YOUR TASK: Below is a set of records. Repeat them verbatim without the pictures.

Interface dataset entries:
Content starts

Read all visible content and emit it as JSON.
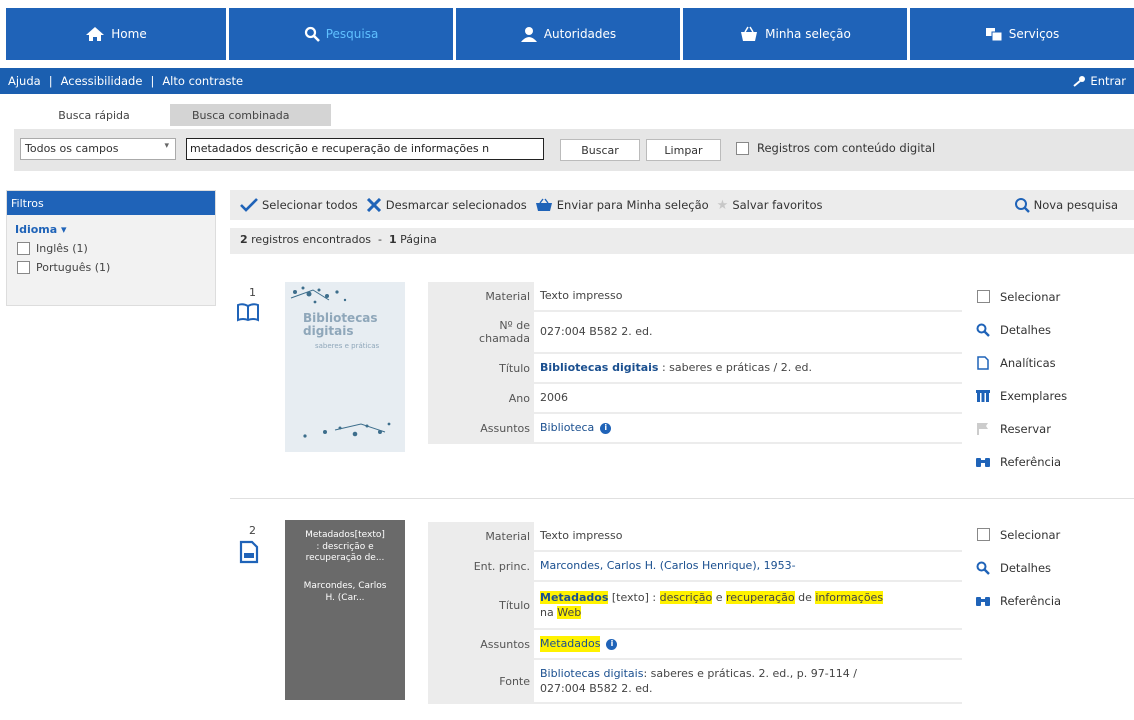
{
  "nav": {
    "home": "Home",
    "pesquisa": "Pesquisa",
    "autoridades": "Autoridades",
    "minha_selecao": "Minha seleção",
    "servicos": "Serviços"
  },
  "subnav": {
    "ajuda": "Ajuda",
    "acessibilidade": "Acessibilidade",
    "alto_contraste": "Alto contraste",
    "entrar": "Entrar"
  },
  "search": {
    "tab_rapida": "Busca rápida",
    "tab_combinada": "Busca combinada",
    "field_select": "Todos os campos",
    "query": "metadados descrição e recuperação de informações n",
    "buscar": "Buscar",
    "limpar": "Limpar",
    "digital_label": "Registros com conteúdo digital"
  },
  "filters": {
    "title": "Filtros",
    "group": "Idioma",
    "options": [
      "Inglês (1)",
      "Português (1)"
    ]
  },
  "toolbar": {
    "select_all": "Selecionar todos",
    "deselect": "Desmarcar selecionados",
    "send": "Enviar para Minha seleção",
    "save_fav": "Salvar favoritos",
    "new_search": "Nova pesquisa"
  },
  "results": {
    "count": "2",
    "count_text": " registros encontrados  -  ",
    "pages": "1",
    "pages_text": " Página"
  },
  "records": [
    {
      "num": "1",
      "material_label": "Material",
      "material": "Texto impresso",
      "chamada_label1": "Nº de",
      "chamada_label2": "chamada",
      "chamada": "027:004 B582 2. ed.",
      "titulo_label": "Título",
      "titulo_bold": "Bibliotecas digitais",
      "titulo_rest": " : saberes e práticas / 2. ed.",
      "ano_label": "Ano",
      "ano": "2006",
      "assuntos_label": "Assuntos",
      "assuntos": "Biblioteca",
      "cover_title": "Bibliotecas digitais",
      "cover_sub": "saberes e práticas",
      "actions": [
        "Selecionar",
        "Detalhes",
        "Analíticas",
        "Exemplares",
        "Reservar",
        "Referência"
      ]
    },
    {
      "num": "2",
      "material_label": "Material",
      "material": "Texto impresso",
      "ent_label": "Ent. princ.",
      "ent": "Marcondes, Carlos H. (Carlos Henrique), 1953-",
      "titulo_label": "Título",
      "t_metadados": "Metadados",
      "t_texto": " [texto] : ",
      "t_descricao": "descrição",
      "t_e": " e ",
      "t_recuperacao": "recuperação",
      "t_de": " de ",
      "t_informacoes": "informações",
      "t_na": "na ",
      "t_web": "Web",
      "assuntos_label": "Assuntos",
      "assuntos": "Metadados",
      "fonte_label": "Fonte",
      "fonte_link": "Bibliotecas digitais",
      "fonte_rest": ": saberes e práticas. 2. ed., p. 97-114 /",
      "fonte_line2": "027:004 B582 2. ed.",
      "cover_line1": "Metadados[texto]",
      "cover_line2": ": descrição e",
      "cover_line3": "recuperação de...",
      "cover_line4": "Marcondes, Carlos",
      "cover_line5": "H. (Car...",
      "actions": [
        "Selecionar",
        "Detalhes",
        "Referência"
      ]
    }
  ],
  "colors": {
    "primary": "#1f63b8",
    "highlight": "#fff200",
    "panel": "#ececec"
  }
}
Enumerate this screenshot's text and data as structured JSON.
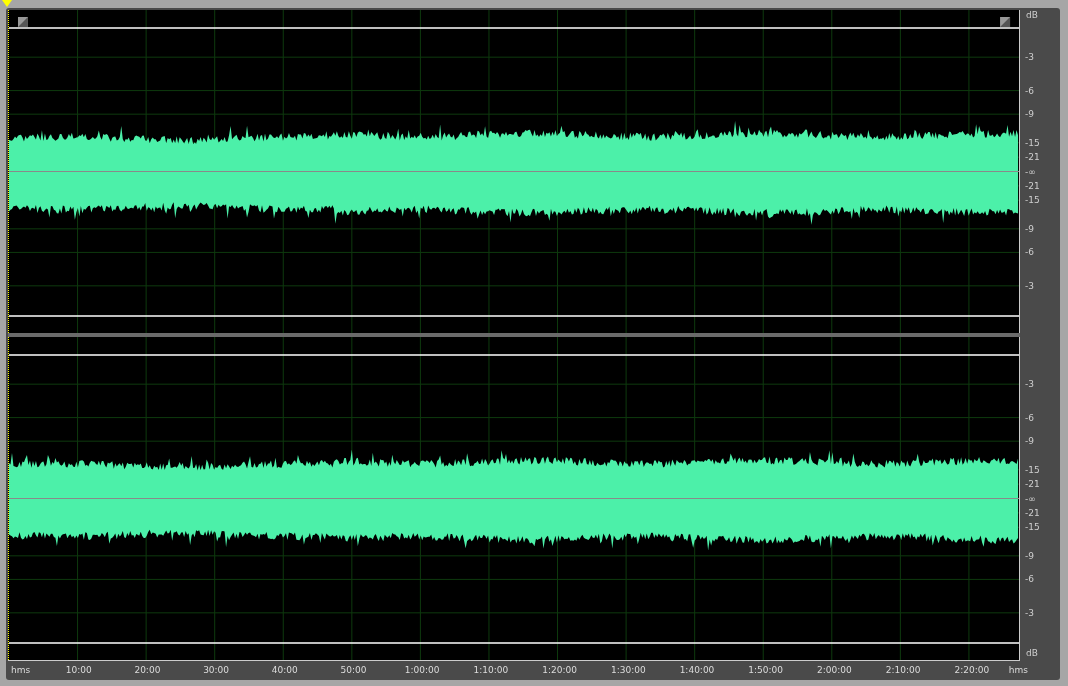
{
  "channels": [
    {
      "handles": true,
      "scale_unit_top": "dB",
      "scale": [
        "-3",
        "-6",
        "-9",
        "-15",
        "-21",
        "-∞",
        "-21",
        "-15",
        "-9",
        "-6",
        "-3"
      ]
    },
    {
      "handles": false,
      "scale_unit_bottom": "dB",
      "scale": [
        "-3",
        "-6",
        "-9",
        "-15",
        "-21",
        "-∞",
        "-21",
        "-15",
        "-9",
        "-6",
        "-3"
      ]
    }
  ],
  "timeline": {
    "unit_left": "hms",
    "labels": [
      "10:00",
      "20:00",
      "30:00",
      "40:00",
      "50:00",
      "1:00:00",
      "1:10:00",
      "1:20:00",
      "1:30:00",
      "1:40:00",
      "1:50:00",
      "2:00:00",
      "2:10:00",
      "2:20:00"
    ],
    "unit_right": "hms"
  }
}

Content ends

TASK RESULT:
Read all visible content and emit it as JSON.
{
  "nav": {
    "home": "Home",
    "pesquisa": "Pesquisa",
    "autoridades": "Autoridades",
    "minha_selecao": "Minha seleção",
    "servicos": "Serviços"
  },
  "subnav": {
    "ajuda": "Ajuda",
    "acessibilidade": "Acessibilidade",
    "alto_contraste": "Alto contraste",
    "entrar": "Entrar"
  },
  "search": {
    "tab_rapida": "Busca rápida",
    "tab_combinada": "Busca combinada",
    "field_select": "Todos os campos",
    "query": "metadados descrição e recuperação de informações n",
    "buscar": "Buscar",
    "limpar": "Limpar",
    "digital_label": "Registros com conteúdo digital"
  },
  "filters": {
    "title": "Filtros",
    "group": "Idioma",
    "options": [
      "Inglês (1)",
      "Português (1)"
    ]
  },
  "toolbar": {
    "select_all": "Selecionar todos",
    "deselect": "Desmarcar selecionados",
    "send": "Enviar para Minha seleção",
    "save_fav": "Salvar favoritos",
    "new_search": "Nova pesquisa"
  },
  "results": {
    "count": "2",
    "count_text": " registros encontrados  -  ",
    "pages": "1",
    "pages_text": " Página"
  },
  "records": [
    {
      "num": "1",
      "material_label": "Material",
      "material": "Texto impresso",
      "chamada_label1": "Nº de",
      "chamada_label2": "chamada",
      "chamada": "027:004 B582 2. ed.",
      "titulo_label": "Título",
      "titulo_bold": "Bibliotecas digitais",
      "titulo_rest": " : saberes e práticas / 2. ed.",
      "ano_label": "Ano",
      "ano": "2006",
      "assuntos_label": "Assuntos",
      "assuntos": "Biblioteca",
      "cover_title": "Bibliotecas digitais",
      "cover_sub": "saberes e práticas",
      "actions": [
        "Selecionar",
        "Detalhes",
        "Analíticas",
        "Exemplares",
        "Reservar",
        "Referência"
      ]
    },
    {
      "num": "2",
      "material_label": "Material",
      "material": "Texto impresso",
      "ent_label": "Ent. princ.",
      "ent": "Marcondes, Carlos H. (Carlos Henrique), 1953-",
      "titulo_label": "Título",
      "t_metadados": "Metadados",
      "t_texto": " [texto] : ",
      "t_descricao": "descrição",
      "t_e": " e ",
      "t_recuperacao": "recuperação",
      "t_de": " de ",
      "t_informacoes": "informações",
      "t_na": "na ",
      "t_web": "Web",
      "assuntos_label": "Assuntos",
      "assuntos": "Metadados",
      "fonte_label": "Fonte",
      "fonte_link": "Bibliotecas digitais",
      "fonte_rest": ": saberes e práticas. 2. ed., p. 97-114 /",
      "fonte_line2": "027:004 B582 2. ed.",
      "cover_line1": "Metadados[texto]",
      "cover_line2": ": descrição e",
      "cover_line3": "recuperação de...",
      "cover_line4": "Marcondes, Carlos",
      "cover_line5": "H. (Car...",
      "actions": [
        "Selecionar",
        "Detalhes",
        "Referência"
      ]
    }
  ],
  "colors": {
    "primary": "#1f63b8",
    "highlight": "#fff200",
    "panel": "#ececec"
  }
}
Enumerate this screenshot's text and data as structured JSON.
{
  "channels": [
    {
      "handles": true,
      "scale_unit_top": "dB",
      "scale": [
        "-3",
        "-6",
        "-9",
        "-15",
        "-21",
        "-∞",
        "-21",
        "-15",
        "-9",
        "-6",
        "-3"
      ]
    },
    {
      "handles": false,
      "scale_unit_bottom": "dB",
      "scale": [
        "-3",
        "-6",
        "-9",
        "-15",
        "-21",
        "-∞",
        "-21",
        "-15",
        "-9",
        "-6",
        "-3"
      ]
    }
  ],
  "timeline": {
    "unit_left": "hms",
    "labels": [
      "10:00",
      "20:00",
      "30:00",
      "40:00",
      "50:00",
      "1:00:00",
      "1:10:00",
      "1:20:00",
      "1:30:00",
      "1:40:00",
      "1:50:00",
      "2:00:00",
      "2:10:00",
      "2:20:00"
    ],
    "unit_right": "hms"
  }
}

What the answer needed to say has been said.